The mohawk (also referred to as a Mohican) is a hairstyle in which, in the most common variety, both sides of the head are shaven, leaving a strip of noticeably longer hair in the center. It is today worn as an emblem of non-conformity.
The mohawk is also sometimes referred to as an iro in reference to the Iroquois (who include the Mohawk people), from whom the hairstyle is supposedly derived – though historically the hair was plucked out rather than shaved. Additionally, hairstyles bearing these names more closely resemble those worn by the Pawnee, rather than the Mohawk, Mohicans, Mohegan, or other groups whose names are phonetically similar.
The red-haired Clonycavan Man bog body found in Ireland is notable for having a well-preserved Mohawk hairstyle, dated to between 392 BCE and 201 BCE. The world record for the tallest mohawk goes to Kazuhiro Watanabe, who has a 113.5-centimetre (3 ft 8+1⁄2 in) tall mohawk.
While the mohawk hairstyle takes its name from the people of the Mohawk nation, an indigenous people of North America who originally inhabited the Mohawk Valley in upstate New York, the association comes from Hollywood and more specifically from the popular 1939 film Drums Along the Mohawk starring Henry Fonda.
The Mohawk and the rest of the Iroquois confederacy (Seneca, Cayuga, Onondaga, Tuscarora, and Oneida) in fact wore a square of hair on the back of the crown of the head. The Mohawk did not shave their heads when creating this square of hair but rather pulled the hair out, small tufts at a time. The following is a first-hand account of James Smith, who was captured during the French and Indian war and adopted into the Mohawk tribe:

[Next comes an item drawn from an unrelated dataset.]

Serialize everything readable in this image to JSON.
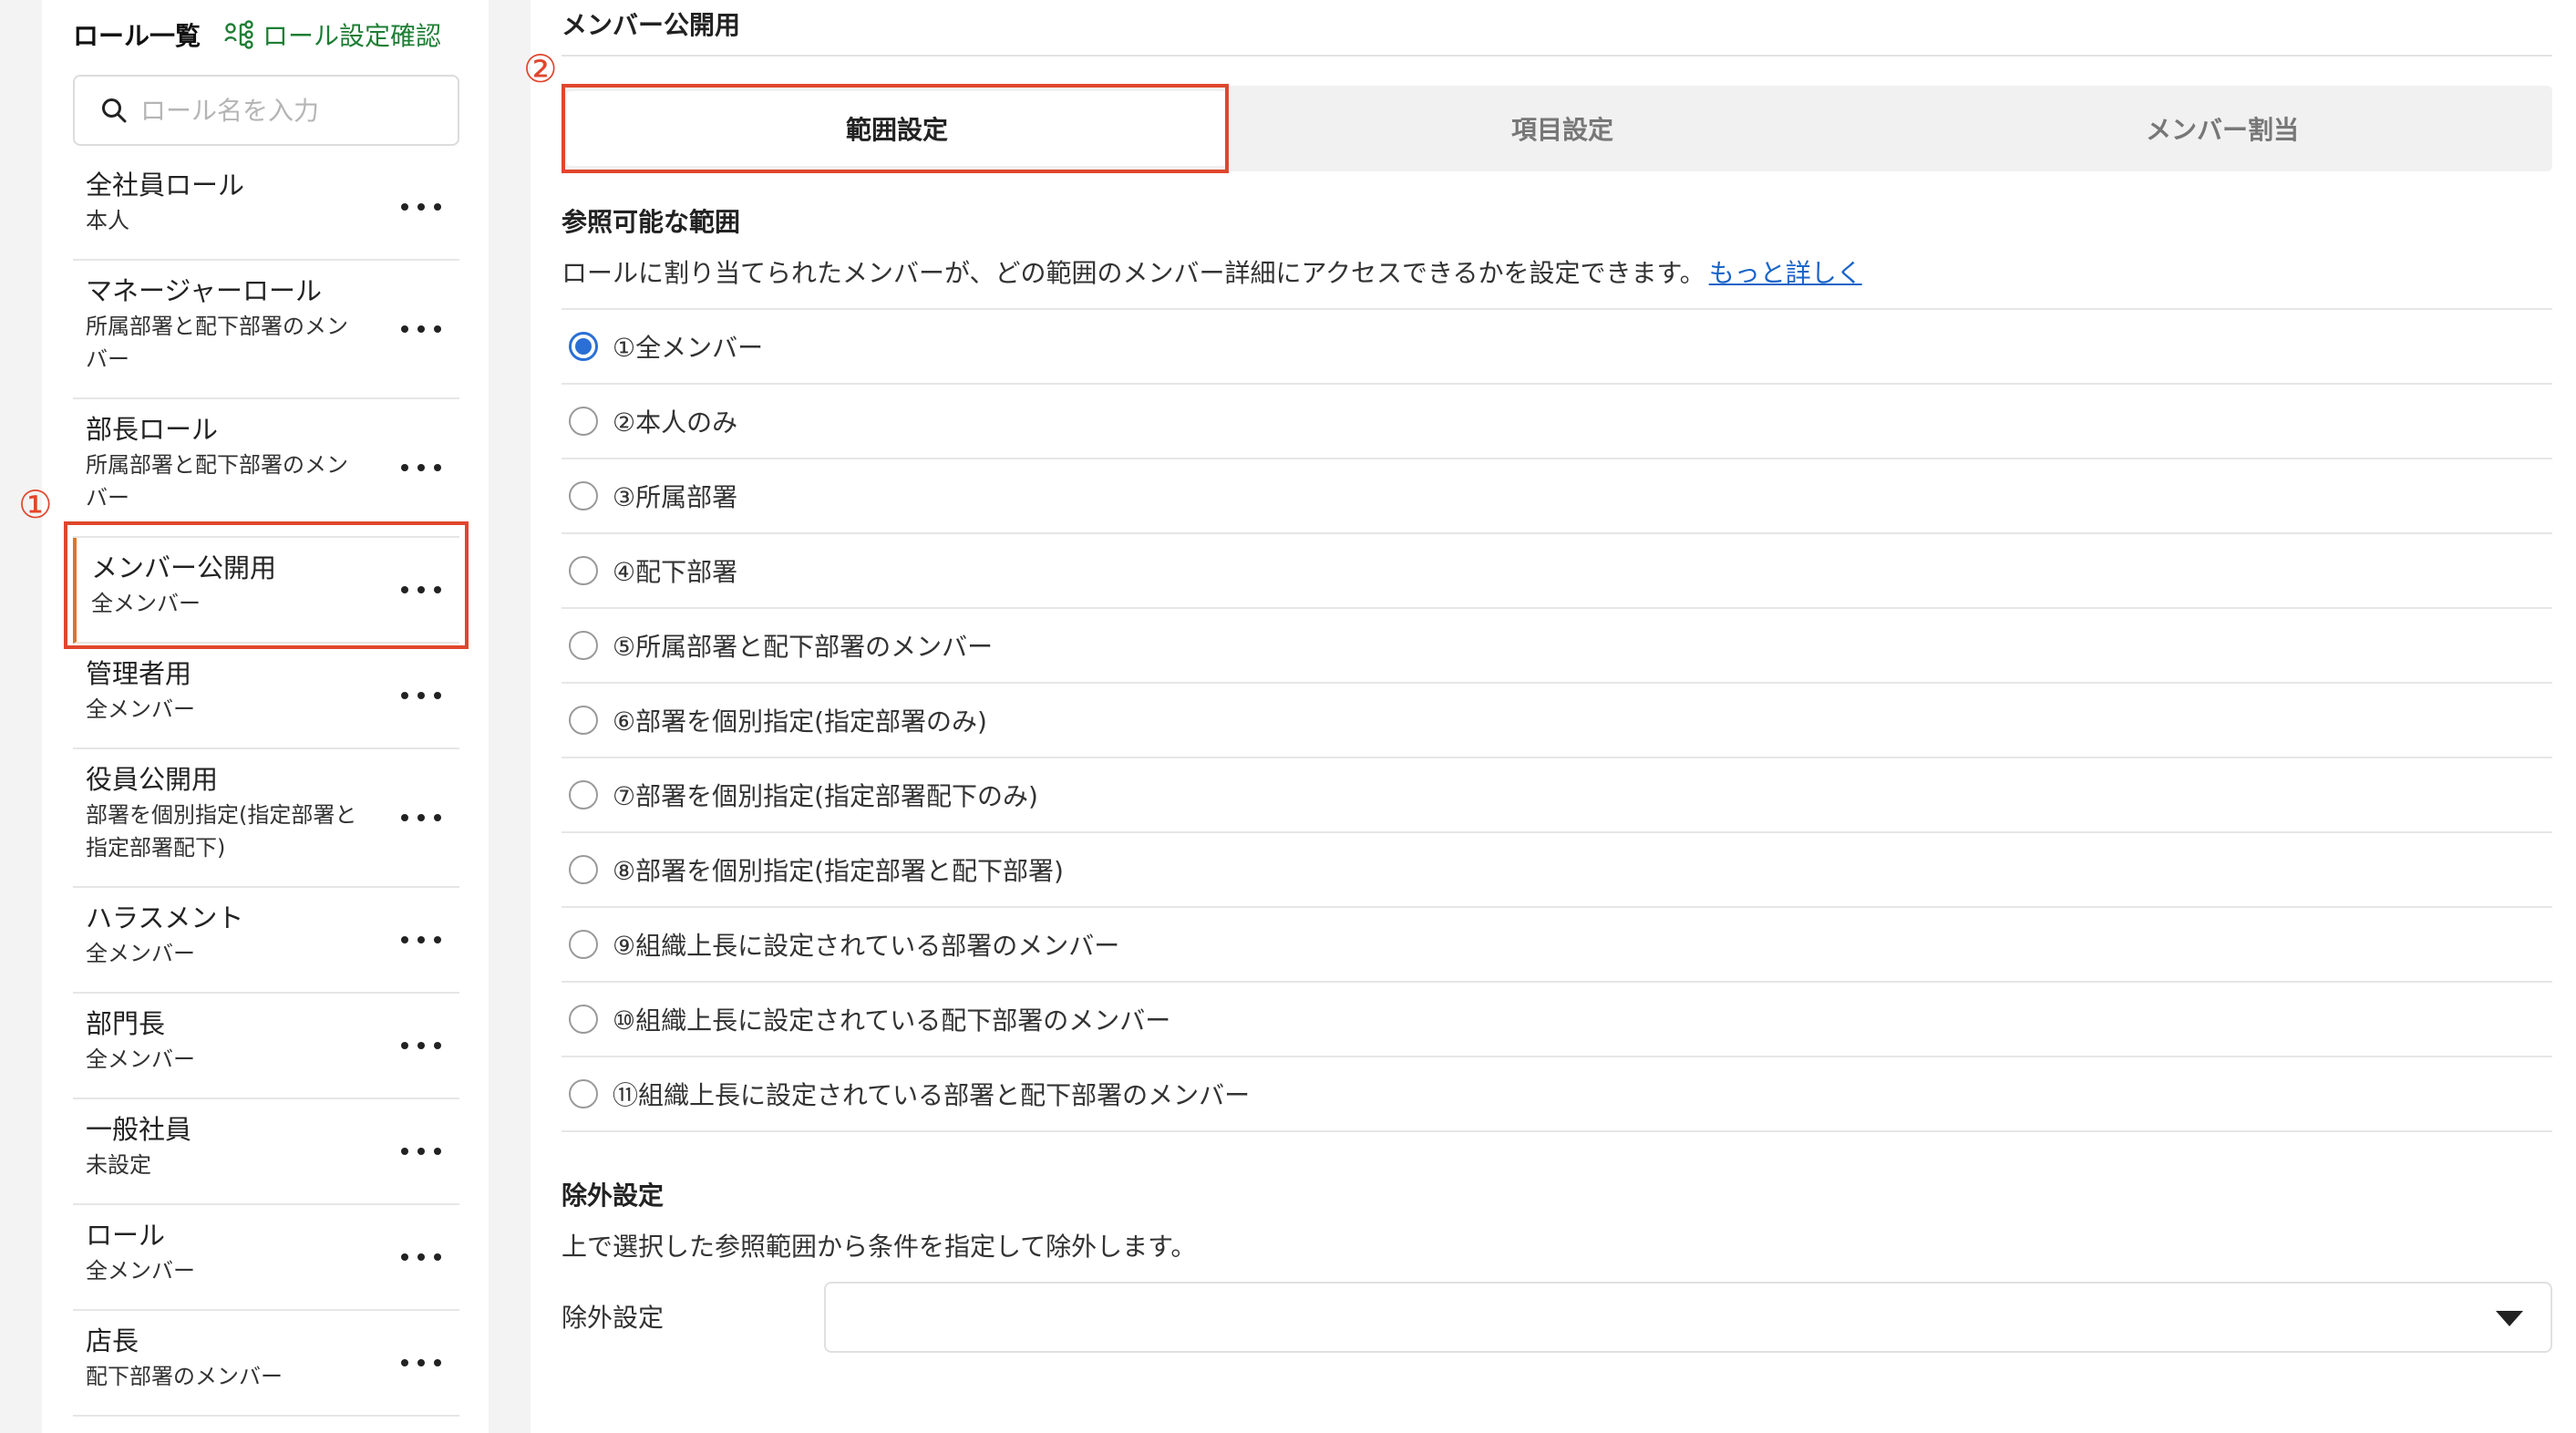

[A] number of Indians collected about me and one of them began to pull hair out of my head. He had some ashes on a piece of bark in which he frequently dipped his fingers in order to take a firmer hold, and so he went on as if he had been plucking a turkey until he had all the hair clean out of my head, except a small spot about three or four inches square on my crown the remaining hair was cut and three braids formed which were decorated
Therefore, a true hairstyle of the Mohawks was one of plucked-out hair, leaving a three-inch square of hair on the back crown of the head with three short braids of hair decorated. The three braids of a True Mohawk hairstyle are represented today on traditional headdresses of the Mohawk known as a Gustoweh. Mohawk Gustowehs have three upright eagle feathers that represent the three braids of long ago. When not decorated, the very short braids were allowed to hang loose as seen in Good Peter's image in the referenced article.
The hairstyle has been in existence in many parts of the world for millennia. For instance, the Clonycavan Man, a 2000-year-old male bog body discovered near Dublin in 2003, was found to be wearing a mohawk styled with plant oil and pine resin. Herodotus claimed that the Macai, a northern Libyan tribe, "shave their hair so as to leave tufts, letting the middle of their hair grow long, but round this on all sides shaving it close to the skin."
Among the Pawnee people, who historically lived in present-day Nebraska and in northern Kansas, a "mohawk" hairstyle was common.
When going to war, 16th-century Ukrainian Cossacks would shave their heads, leaving a long central strip. This haircut was known as an oseledets or chupryna and was often braided or tied in a topknot.
During World War II, many American GIs, notably paratroopers from the 17th Airborne Division wore mohawks to intimidate their enemies. It was also occasionally worn by American troops during the Vietnam War. In the early 1950s, mohawks were worn by some jazz musicians like Sonny Rollins.
Although a mohawk is most widely defined as a narrow, central strip of upright hair running from the forehead to the nape, with the sides of the head bald, the term can be applied more loosely to various similar hairstyles, many of which have informal names.